- According to the announcement, 16 individuals, including Suu Kyi, former President Win Myint, other party officers and the election commission’s former chairman were “involved in electoral processes, election fraud and lawless actions.”
- During the Myanmar coup d’état on Feb. 1, the military junta cited widespread electoral fraud as its justification for taking over Suu Kyi’s government.
- The military transferred power to Commander-in-Chief Senior Gen. Min Aung Hlaing who it said would take control of the country for one year, NextShark previously reported.
- In the election held in November last year, the National League for Democracy (NLD) won a landslide victory over the military-backed Union Solidarity and Development Party.

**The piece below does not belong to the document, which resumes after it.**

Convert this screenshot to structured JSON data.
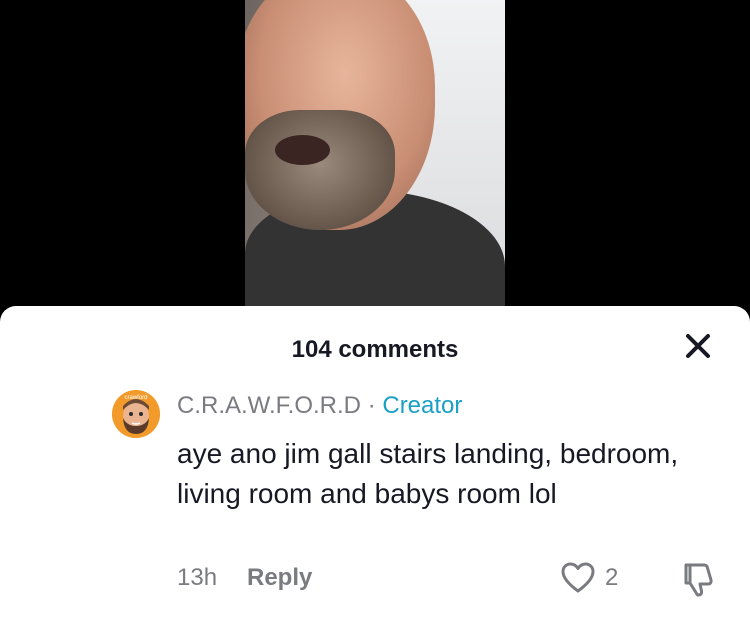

- NLD’s win would have given the detained leader her second five-year term as the de facto head of the Myanmar government.

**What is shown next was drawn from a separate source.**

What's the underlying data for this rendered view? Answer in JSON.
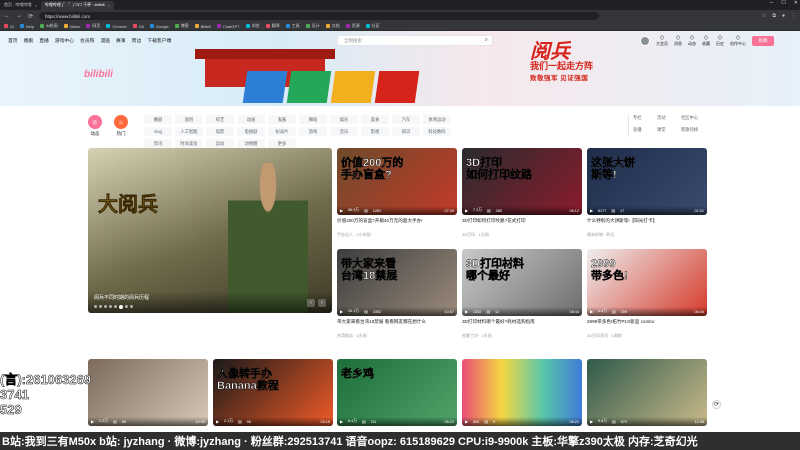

- While independent poll-watcher Asian Network for Free Elections criticized certain parts of the election, it found no evidence of significant irregularities.
- In 1991, Suu Kyi became a nobel laureate and was deemed “an outstanding example of the power of the powerless” by late Chairman of the Nobel Peace Prize Committee Francis Sejersted, according to PBS.
A daily dose of Asian America's essential stories, in under 5 minutes.
Get our collection of Asian America's most essential stories to your inbox daily for free.
Unsure? Check out our Newsletter Archive.
- According to military-appointed Commission Chairman Thein Soe, their investigation concluded that the NLD gave itself an unfair advantage at the election through illegal means.
- Composed of military appointees, the new commission did not specify which laws would be used to prosecute the detained political leaders.
- Independent Myanmar media platforms have reported that members of the old commission were detained and forced to corroborate with the new commission’s election fraud accusations.
- Among the alleged fraudulent actions include local election officials obstructing military polling booths, officials being threatened to allow advance voting for senior voters, local officials getting forced to approve ineligible voters in voting lists and campaign interference that favored Suu Kyi’s party.
- Last month Suu Kyi appeared in a courtroom in Myanmar’s capital of Naypyidaw to face charges of “inciting public unrest,” illegal walkie-talkie importation and breaking COVID-19 regulations,” reported the New York Times.
- The court is set to give its verdict on Nov. 30 for the incitement charges, in which she could be sentenced to a maximum of 102 years in prison.